WHAT NEEDS TO BE DONE: Filter the records below for the word "JSON". Keep each line that has it.

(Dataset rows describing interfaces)
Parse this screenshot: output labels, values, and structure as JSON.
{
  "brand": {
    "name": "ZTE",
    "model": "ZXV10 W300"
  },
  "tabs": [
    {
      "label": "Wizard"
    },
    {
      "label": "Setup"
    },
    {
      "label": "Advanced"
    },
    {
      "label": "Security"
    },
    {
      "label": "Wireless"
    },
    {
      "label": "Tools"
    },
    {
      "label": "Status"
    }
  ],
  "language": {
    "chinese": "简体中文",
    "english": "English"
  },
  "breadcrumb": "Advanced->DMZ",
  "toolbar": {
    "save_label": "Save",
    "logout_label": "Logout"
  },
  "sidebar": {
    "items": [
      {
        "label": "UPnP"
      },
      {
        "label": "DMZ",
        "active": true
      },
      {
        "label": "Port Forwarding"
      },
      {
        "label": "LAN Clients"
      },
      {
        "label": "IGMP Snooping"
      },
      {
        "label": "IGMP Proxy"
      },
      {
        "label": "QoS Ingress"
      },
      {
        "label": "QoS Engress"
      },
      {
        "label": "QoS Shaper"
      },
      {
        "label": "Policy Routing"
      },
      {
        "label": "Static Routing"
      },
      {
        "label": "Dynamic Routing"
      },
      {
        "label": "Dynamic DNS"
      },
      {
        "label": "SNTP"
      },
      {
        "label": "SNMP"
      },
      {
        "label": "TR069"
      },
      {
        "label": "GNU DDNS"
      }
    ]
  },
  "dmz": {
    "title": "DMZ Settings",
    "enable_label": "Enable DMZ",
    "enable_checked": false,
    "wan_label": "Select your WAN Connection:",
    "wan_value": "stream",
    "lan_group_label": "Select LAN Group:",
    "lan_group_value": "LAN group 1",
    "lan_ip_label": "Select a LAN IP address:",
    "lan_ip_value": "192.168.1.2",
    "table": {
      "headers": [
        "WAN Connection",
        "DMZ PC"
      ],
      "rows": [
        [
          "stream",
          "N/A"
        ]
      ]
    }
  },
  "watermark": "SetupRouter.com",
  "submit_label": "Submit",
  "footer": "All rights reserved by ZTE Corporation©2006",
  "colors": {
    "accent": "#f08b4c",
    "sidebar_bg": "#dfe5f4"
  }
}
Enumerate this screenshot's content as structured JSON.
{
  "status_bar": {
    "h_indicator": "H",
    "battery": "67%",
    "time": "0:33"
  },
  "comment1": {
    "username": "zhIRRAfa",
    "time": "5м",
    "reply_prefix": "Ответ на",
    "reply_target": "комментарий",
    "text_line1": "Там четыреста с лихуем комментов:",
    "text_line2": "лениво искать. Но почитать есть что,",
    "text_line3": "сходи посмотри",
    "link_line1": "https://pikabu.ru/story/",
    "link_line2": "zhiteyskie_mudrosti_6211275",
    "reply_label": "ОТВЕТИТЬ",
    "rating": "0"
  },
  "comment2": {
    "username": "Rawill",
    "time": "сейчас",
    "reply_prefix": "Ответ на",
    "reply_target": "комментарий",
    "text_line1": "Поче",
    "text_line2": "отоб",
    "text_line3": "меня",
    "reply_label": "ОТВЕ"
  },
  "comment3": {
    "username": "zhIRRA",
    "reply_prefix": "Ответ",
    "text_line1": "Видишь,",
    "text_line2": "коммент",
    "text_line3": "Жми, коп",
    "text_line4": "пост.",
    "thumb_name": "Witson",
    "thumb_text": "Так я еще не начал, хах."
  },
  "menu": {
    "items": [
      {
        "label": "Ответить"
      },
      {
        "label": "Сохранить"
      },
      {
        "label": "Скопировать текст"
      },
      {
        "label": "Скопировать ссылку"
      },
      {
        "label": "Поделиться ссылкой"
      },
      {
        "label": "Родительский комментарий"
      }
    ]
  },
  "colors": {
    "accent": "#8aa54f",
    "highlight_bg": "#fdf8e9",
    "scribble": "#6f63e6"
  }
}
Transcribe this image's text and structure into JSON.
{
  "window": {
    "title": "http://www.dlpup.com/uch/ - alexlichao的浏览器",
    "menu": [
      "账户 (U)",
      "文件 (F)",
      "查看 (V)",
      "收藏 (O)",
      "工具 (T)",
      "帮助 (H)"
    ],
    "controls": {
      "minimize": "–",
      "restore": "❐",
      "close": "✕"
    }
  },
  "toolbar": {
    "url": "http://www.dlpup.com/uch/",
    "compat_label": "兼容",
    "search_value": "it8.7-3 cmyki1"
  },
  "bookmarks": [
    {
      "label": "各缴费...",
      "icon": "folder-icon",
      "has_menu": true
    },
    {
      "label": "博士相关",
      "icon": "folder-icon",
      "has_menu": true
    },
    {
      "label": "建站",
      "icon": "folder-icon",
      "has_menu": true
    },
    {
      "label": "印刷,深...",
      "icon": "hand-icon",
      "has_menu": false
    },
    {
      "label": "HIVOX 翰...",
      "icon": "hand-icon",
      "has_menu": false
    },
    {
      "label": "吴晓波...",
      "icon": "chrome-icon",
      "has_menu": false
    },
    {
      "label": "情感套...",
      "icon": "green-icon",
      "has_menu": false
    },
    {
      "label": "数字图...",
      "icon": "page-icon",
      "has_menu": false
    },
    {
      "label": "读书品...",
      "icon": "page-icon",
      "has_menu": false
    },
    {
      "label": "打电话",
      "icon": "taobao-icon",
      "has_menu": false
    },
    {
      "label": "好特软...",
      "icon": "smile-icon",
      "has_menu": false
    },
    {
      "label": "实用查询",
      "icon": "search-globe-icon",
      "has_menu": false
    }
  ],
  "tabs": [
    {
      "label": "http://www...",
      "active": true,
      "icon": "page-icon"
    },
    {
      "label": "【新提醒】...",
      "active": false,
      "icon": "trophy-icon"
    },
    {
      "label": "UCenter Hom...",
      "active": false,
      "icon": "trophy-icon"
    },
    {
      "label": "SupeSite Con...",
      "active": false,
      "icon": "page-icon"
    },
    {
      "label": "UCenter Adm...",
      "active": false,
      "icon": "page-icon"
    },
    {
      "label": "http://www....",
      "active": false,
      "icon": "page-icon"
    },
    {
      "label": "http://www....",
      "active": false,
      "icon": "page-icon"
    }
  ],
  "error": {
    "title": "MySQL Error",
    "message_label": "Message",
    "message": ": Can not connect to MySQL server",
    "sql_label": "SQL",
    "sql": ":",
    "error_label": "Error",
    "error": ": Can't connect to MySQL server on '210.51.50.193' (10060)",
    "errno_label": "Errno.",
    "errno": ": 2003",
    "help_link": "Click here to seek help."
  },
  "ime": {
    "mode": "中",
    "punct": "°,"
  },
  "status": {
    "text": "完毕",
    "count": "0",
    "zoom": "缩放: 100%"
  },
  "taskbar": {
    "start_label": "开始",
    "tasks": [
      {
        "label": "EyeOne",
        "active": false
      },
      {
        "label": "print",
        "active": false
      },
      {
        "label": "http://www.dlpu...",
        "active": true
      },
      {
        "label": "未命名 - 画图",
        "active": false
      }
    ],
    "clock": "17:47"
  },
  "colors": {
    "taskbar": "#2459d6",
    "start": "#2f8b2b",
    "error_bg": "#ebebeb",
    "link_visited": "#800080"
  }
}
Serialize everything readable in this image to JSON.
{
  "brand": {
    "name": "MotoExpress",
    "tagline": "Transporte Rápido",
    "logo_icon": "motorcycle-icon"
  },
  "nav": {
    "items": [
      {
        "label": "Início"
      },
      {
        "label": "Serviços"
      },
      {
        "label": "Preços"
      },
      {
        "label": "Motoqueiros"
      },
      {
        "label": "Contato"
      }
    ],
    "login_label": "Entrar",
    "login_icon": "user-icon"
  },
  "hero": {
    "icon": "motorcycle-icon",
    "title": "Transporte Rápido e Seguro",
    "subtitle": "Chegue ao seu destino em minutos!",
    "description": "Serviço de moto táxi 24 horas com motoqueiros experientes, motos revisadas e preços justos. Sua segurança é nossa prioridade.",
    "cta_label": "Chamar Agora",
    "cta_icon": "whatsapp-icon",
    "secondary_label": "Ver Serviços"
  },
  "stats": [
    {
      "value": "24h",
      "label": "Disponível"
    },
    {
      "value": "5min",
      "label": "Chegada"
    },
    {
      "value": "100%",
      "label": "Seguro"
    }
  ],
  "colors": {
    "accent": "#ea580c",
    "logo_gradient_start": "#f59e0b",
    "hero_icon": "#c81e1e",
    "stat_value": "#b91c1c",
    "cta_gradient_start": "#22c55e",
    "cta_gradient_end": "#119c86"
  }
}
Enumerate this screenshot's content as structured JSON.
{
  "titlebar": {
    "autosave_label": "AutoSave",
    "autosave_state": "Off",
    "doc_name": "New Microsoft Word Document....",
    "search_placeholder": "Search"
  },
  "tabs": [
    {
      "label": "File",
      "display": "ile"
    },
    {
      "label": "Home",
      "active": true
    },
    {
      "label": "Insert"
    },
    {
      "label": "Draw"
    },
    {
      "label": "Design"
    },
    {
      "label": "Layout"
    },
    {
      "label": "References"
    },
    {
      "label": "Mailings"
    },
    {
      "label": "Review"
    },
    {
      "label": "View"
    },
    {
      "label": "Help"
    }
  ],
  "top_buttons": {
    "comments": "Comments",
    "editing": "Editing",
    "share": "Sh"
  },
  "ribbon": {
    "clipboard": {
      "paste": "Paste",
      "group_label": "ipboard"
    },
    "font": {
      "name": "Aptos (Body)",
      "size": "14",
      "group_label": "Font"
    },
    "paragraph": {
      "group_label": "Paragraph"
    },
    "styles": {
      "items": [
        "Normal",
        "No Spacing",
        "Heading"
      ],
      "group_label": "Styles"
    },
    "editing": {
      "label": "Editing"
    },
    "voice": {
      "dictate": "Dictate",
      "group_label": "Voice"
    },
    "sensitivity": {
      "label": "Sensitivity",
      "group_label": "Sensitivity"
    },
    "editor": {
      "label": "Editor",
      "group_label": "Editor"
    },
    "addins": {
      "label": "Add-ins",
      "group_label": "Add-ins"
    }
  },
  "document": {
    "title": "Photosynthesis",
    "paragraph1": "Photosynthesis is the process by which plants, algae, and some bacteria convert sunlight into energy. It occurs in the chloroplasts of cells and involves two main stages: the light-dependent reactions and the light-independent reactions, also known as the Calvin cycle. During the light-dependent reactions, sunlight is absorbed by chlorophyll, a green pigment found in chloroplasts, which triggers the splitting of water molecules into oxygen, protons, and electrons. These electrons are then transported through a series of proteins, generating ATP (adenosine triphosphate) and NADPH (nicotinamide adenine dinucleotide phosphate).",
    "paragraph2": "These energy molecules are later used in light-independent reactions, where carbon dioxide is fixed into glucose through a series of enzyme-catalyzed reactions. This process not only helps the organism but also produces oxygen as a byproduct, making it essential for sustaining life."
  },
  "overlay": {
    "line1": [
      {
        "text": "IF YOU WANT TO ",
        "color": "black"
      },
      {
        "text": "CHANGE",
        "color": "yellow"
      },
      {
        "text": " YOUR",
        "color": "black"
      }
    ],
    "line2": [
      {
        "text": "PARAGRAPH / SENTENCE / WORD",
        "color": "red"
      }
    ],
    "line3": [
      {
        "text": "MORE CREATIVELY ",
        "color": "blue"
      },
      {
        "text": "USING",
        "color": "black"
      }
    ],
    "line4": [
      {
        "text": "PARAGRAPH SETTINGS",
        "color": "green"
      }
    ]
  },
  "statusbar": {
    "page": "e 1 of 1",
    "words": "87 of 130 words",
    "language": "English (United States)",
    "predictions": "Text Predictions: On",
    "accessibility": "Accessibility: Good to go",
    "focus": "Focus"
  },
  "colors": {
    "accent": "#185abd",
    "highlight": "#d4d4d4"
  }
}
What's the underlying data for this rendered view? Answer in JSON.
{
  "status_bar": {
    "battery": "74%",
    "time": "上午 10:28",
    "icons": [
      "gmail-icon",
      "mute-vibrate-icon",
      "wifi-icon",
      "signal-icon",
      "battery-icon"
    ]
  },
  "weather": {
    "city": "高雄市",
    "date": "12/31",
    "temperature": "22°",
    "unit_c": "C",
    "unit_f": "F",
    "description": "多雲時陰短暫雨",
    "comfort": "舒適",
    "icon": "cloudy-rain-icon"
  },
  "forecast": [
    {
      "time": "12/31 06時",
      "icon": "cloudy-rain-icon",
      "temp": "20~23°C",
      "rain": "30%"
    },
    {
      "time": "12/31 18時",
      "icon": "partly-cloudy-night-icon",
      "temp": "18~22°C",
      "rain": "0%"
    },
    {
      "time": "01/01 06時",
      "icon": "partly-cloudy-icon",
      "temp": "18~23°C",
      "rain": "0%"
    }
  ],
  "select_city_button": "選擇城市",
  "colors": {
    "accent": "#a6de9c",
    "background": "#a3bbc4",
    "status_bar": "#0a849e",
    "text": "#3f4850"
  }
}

SOLUTION FOR THIS TASK:
Parse this screenshot: output labels, values, and structure as JSON.
Enumerate this screenshot's content as structured JSON.
Transcribe this image's text and structure into JSON.
Serialize everything readable in this image to JSON.
Enumerate this screenshot's content as structured JSON.
What's the underlying data for this rendered view? Answer in JSON.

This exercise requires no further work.